Officials would also like to reduce the number of high school students in each of the so-called zoned or neighborhood high schools.
The plan calls for taking Thurgood Marshall Middle and Lake Clifton/Eastern High School on the northeast side of the city and turning them both into schools for students from seventh through 12th grades.
On the east side, the system would turn Greenspring Middle School into a high school, thus reducing the number of students going to Northwestern High School.
Russo said the community around Fallstaff Middle School will be given the choice of having the school remain a middle school or being turned into an elementary school.
Northeast Middle would become an elementary.
New technology academy
Under the recommendations, Southern High School would shift from a neighborhood school to become Digital Harbor Technology academy, attracting top students from around the city.
"I think it would be an absolutely wonderful opportunity," said Patricia Blansfield, in her second year as Southern's principal. "I think it's something that's sorely needed for Baltimore City students.
"That doesn't mean I'm not shedding a tear or two. Southern has a long, proud tradition, and hopefully that won't be lost."
Students who would have been ninth-graders at Southern next fall would be transferred to other zoned high schools around the city, although the plan for where they would go has not been made final.
The school system's enrollment has been declining for the past two decades. The state says city buildings have the capacity to hold 130,000 children, but the enrollment is only 101,000.
Closing schools would allow the system to operate more efficiently and garner more state aid to construct new schools and repair others.
"While we don't want our schools to be too big, we don't want them to be so small that students don't have a range of services available to them," Morgan said.
For instance, she said, a school with only a couple of hundred children might not be able to afford a reading teacher, but a school with 400 or 500 can.
"Kids can get more services in a consolidated building," Morgan said.
Shifts in population
The school system's problem is not just declining enrollments. Baltimore's population also has shifted.
While the population in the center of the city and its west and east neighborhoods has declined, middle-class neighborhoods in the northeast and northwest have grown.
Some schools, such as Yorkwood in northeast Baltimore, are bursting with students; other schools, such as Madison Square in the center of the city, have too few students.
Most of the schools proposed for closing are just east of Guilford Avenue or in West Baltimore.
Two are in the northwest, two are in the south, one is just west of Bolton Hill and two are in West Baltimore.
Morgan said the consultant considered what shape the buildings were in, the size of the school population and the educational standards of the school system when making a decision about what buildings should be closed.
The plan calls for the closing of Eutaw-Marshburn Elementary, Park Heights Elementary, Madison Square Elementary, Mildred Monroe Elementary, Malcolm X Primary, Edgewood Elementary, Luther Craven Mitchell Primary, Charles Carroll of Carrollton, Arundel Elementary, Lafayette Elementary, Frankford Intermediate and Harbor View Elementary.
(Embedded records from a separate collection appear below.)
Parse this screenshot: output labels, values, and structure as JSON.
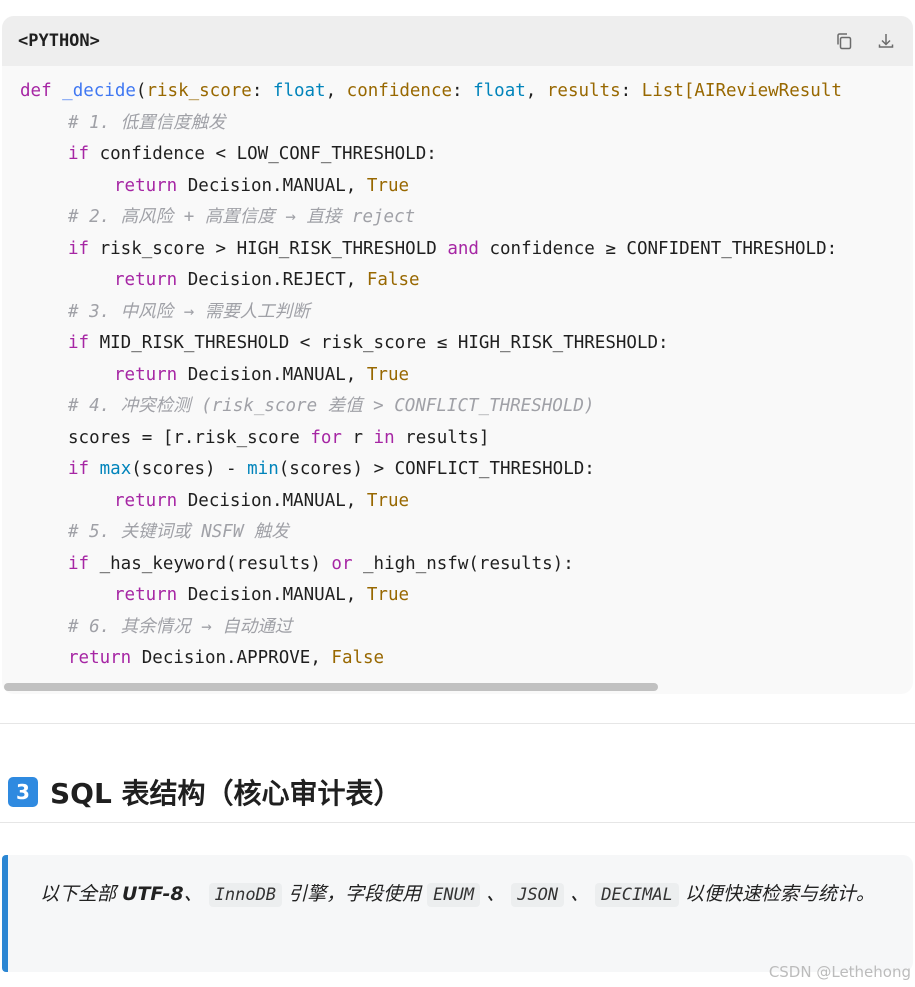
{
  "code_block": {
    "language": "<PYTHON>",
    "copy_icon": "copy-icon",
    "download_icon": "download-icon",
    "lines": [
      {
        "indent": 0,
        "tokens": [
          {
            "t": "def",
            "c": "kw"
          },
          {
            "t": " "
          },
          {
            "t": "_decide",
            "c": "fn"
          },
          {
            "t": "("
          },
          {
            "t": "risk_score",
            "c": "pm"
          },
          {
            "t": ": "
          },
          {
            "t": "float",
            "c": "ty"
          },
          {
            "t": ", "
          },
          {
            "t": "confidence",
            "c": "pm"
          },
          {
            "t": ": "
          },
          {
            "t": "float",
            "c": "ty"
          },
          {
            "t": ", "
          },
          {
            "t": "results",
            "c": "pm"
          },
          {
            "t": ": "
          },
          {
            "t": "List[AIReviewResult",
            "c": "pm"
          }
        ]
      },
      {
        "indent": 1,
        "tokens": [
          {
            "t": "# 1. 低置信度触发",
            "c": "cm"
          }
        ]
      },
      {
        "indent": 1,
        "tokens": [
          {
            "t": "if",
            "c": "kw"
          },
          {
            "t": " confidence < LOW_CONF_THRESHOLD:"
          }
        ]
      },
      {
        "indent": 2,
        "tokens": [
          {
            "t": "return",
            "c": "kw"
          },
          {
            "t": " Decision.MANUAL, "
          },
          {
            "t": "True",
            "c": "bl"
          }
        ]
      },
      {
        "indent": 1,
        "tokens": [
          {
            "t": "# 2. 高风险 + 高置信度 → 直接 reject",
            "c": "cm"
          }
        ]
      },
      {
        "indent": 1,
        "tokens": [
          {
            "t": "if",
            "c": "kw"
          },
          {
            "t": " risk_score > HIGH_RISK_THRESHOLD "
          },
          {
            "t": "and",
            "c": "kw"
          },
          {
            "t": " confidence ≥ CONFIDENT_THRESHOLD:"
          }
        ]
      },
      {
        "indent": 2,
        "tokens": [
          {
            "t": "return",
            "c": "kw"
          },
          {
            "t": " Decision.REJECT, "
          },
          {
            "t": "False",
            "c": "bl"
          }
        ]
      },
      {
        "indent": 1,
        "tokens": [
          {
            "t": "# 3. 中风险 → 需要人工判断",
            "c": "cm"
          }
        ]
      },
      {
        "indent": 1,
        "tokens": [
          {
            "t": "if",
            "c": "kw"
          },
          {
            "t": " MID_RISK_THRESHOLD < risk_score ≤ HIGH_RISK_THRESHOLD:"
          }
        ]
      },
      {
        "indent": 2,
        "tokens": [
          {
            "t": "return",
            "c": "kw"
          },
          {
            "t": " Decision.MANUAL, "
          },
          {
            "t": "True",
            "c": "bl"
          }
        ]
      },
      {
        "indent": 1,
        "tokens": [
          {
            "t": "# 4. 冲突检测 (risk_score 差值 > CONFLICT_THRESHOLD)",
            "c": "cm"
          }
        ]
      },
      {
        "indent": 1,
        "tokens": [
          {
            "t": "scores = [r.risk_score "
          },
          {
            "t": "for",
            "c": "kw"
          },
          {
            "t": " r "
          },
          {
            "t": "in",
            "c": "kw"
          },
          {
            "t": " results]"
          }
        ]
      },
      {
        "indent": 1,
        "tokens": [
          {
            "t": "if",
            "c": "kw"
          },
          {
            "t": " "
          },
          {
            "t": "max",
            "c": "ty"
          },
          {
            "t": "(scores) - "
          },
          {
            "t": "min",
            "c": "ty"
          },
          {
            "t": "(scores) > CONFLICT_THRESHOLD:"
          }
        ]
      },
      {
        "indent": 2,
        "tokens": [
          {
            "t": "return",
            "c": "kw"
          },
          {
            "t": " Decision.MANUAL, "
          },
          {
            "t": "True",
            "c": "bl"
          }
        ]
      },
      {
        "indent": 1,
        "tokens": [
          {
            "t": "# 5. 关键词或 NSFW 触发",
            "c": "cm"
          }
        ]
      },
      {
        "indent": 1,
        "tokens": [
          {
            "t": "if",
            "c": "kw"
          },
          {
            "t": " _has_keyword(results) "
          },
          {
            "t": "or",
            "c": "kw"
          },
          {
            "t": " _high_nsfw(results):"
          }
        ]
      },
      {
        "indent": 2,
        "tokens": [
          {
            "t": "return",
            "c": "kw"
          },
          {
            "t": " Decision.MANUAL, "
          },
          {
            "t": "True",
            "c": "bl"
          }
        ]
      },
      {
        "indent": 1,
        "tokens": [
          {
            "t": "# 6. 其余情况 → 自动通过",
            "c": "cm"
          }
        ]
      },
      {
        "indent": 1,
        "tokens": [
          {
            "t": "return",
            "c": "kw"
          },
          {
            "t": " Decision.APPROVE, "
          },
          {
            "t": "False",
            "c": "bl"
          }
        ]
      }
    ]
  },
  "section": {
    "badge": "3",
    "title": "SQL 表结构（核心审计表）"
  },
  "note": {
    "p1": "以下全部 ",
    "bold": "UTF-8",
    "p2": "、 ",
    "code1": "InnoDB",
    "p3": " 引擎，字段使用 ",
    "code2": "ENUM",
    "p4": " 、 ",
    "code3": "JSON",
    "p5": " 、 ",
    "code4": "DECIMAL",
    "p6": " 以便快速检索与统计。"
  },
  "watermark": "CSDN @Lethehong",
  "colors": {
    "keyword": "#a626a4",
    "function": "#4078f2",
    "builtin": "#0184bb",
    "param": "#986801",
    "comment": "#a0a1a7",
    "accent": "#2b86d3"
  }
}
Eutaw-Marshburn would be closed only if Booker T. Washington Middle is converted to a facility serving pre-kindergarten through eighth grade.
Barry Williams, an area executive officer for the school system, said it makes sense for pupils at Mildred Monroe and Madison Square elementaries, both under-enrolled, to be redirected to other neighborhood schools that are nearby.
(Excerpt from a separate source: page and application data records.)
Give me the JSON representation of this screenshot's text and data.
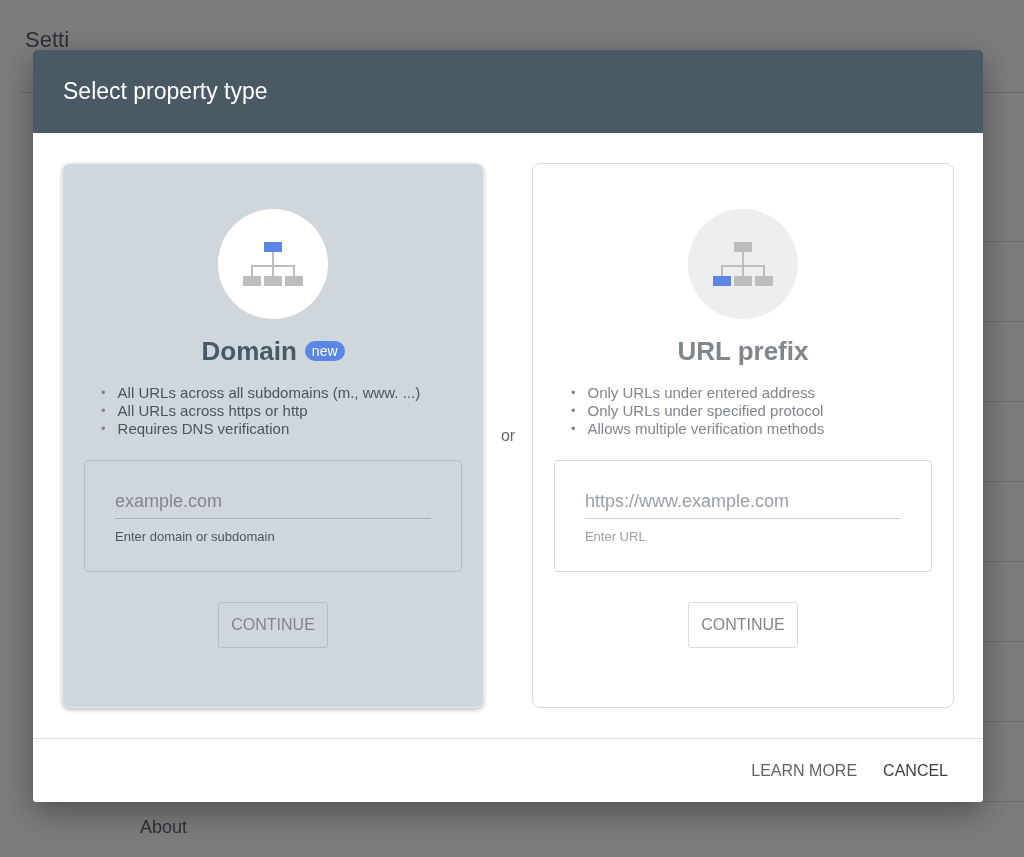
{
  "background": {
    "title": "Setti",
    "footer_link": "About"
  },
  "dialog": {
    "title": "Select property type",
    "separator": "or",
    "options": [
      {
        "kind": "domain",
        "title": "Domain",
        "badge": "new",
        "selected": true,
        "bullets": [
          {
            "marker": "•",
            "text": "All URLs across all subdomains (m., www. ...)"
          },
          {
            "marker": "•",
            "text": "All URLs across https or http"
          },
          {
            "marker": "•",
            "text": "Requires DNS verification"
          }
        ],
        "placeholder": "example.com",
        "hint": "Enter domain or subdomain",
        "button": "CONTINUE"
      },
      {
        "kind": "prefix",
        "title": "URL prefix",
        "selected": false,
        "bullets": [
          {
            "marker": "•",
            "text": "Only URLs under entered address"
          },
          {
            "marker": "•",
            "text": "Only URLs under specified protocol"
          },
          {
            "marker": "•",
            "text": "Allows multiple verification methods"
          }
        ],
        "placeholder": "https://www.example.com",
        "hint": "Enter URL",
        "button": "CONTINUE"
      }
    ],
    "actions": [
      "LEARN MORE",
      "CANCEL"
    ]
  }
}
"Mildred Monroe is certainly doing fine, but it's an older building," said Williams.
"It's in unfortunately a really tough area, but the enrollment is way down."
Williams said he has urged the principals at both schools to meet with teachers to discuss the proposed closings, which he stressed are only preliminary.
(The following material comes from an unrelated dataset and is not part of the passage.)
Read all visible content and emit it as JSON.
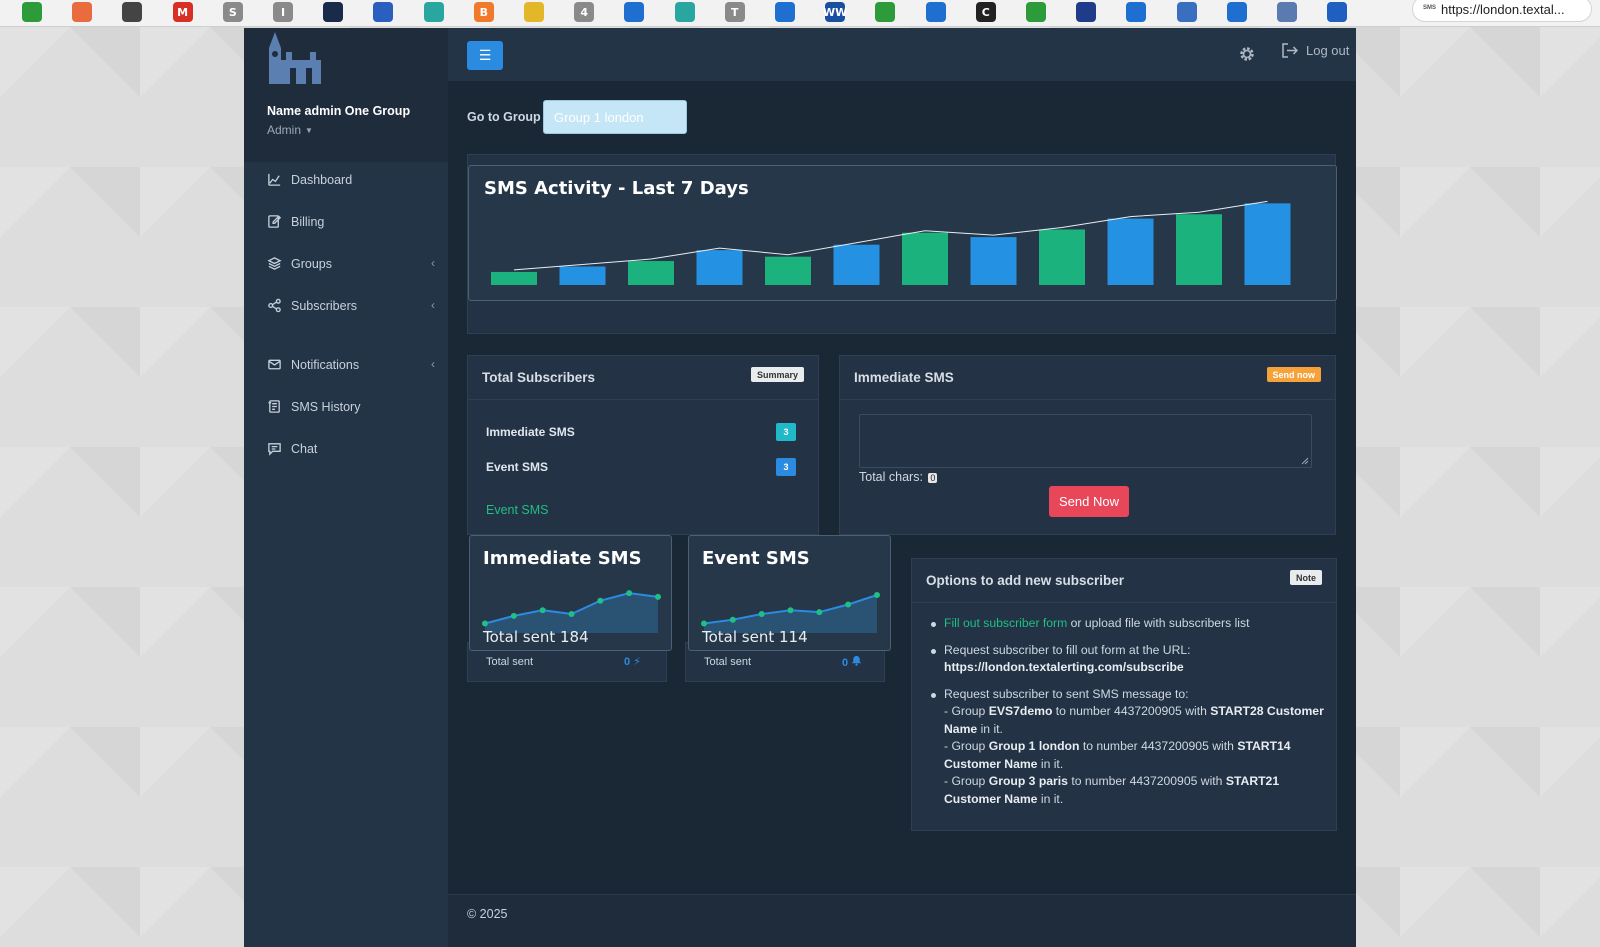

"They can't sit there and dwell: 'What's [to] become of me?'" he said. "No one is going to lose their job, neither the principals nor the teachers."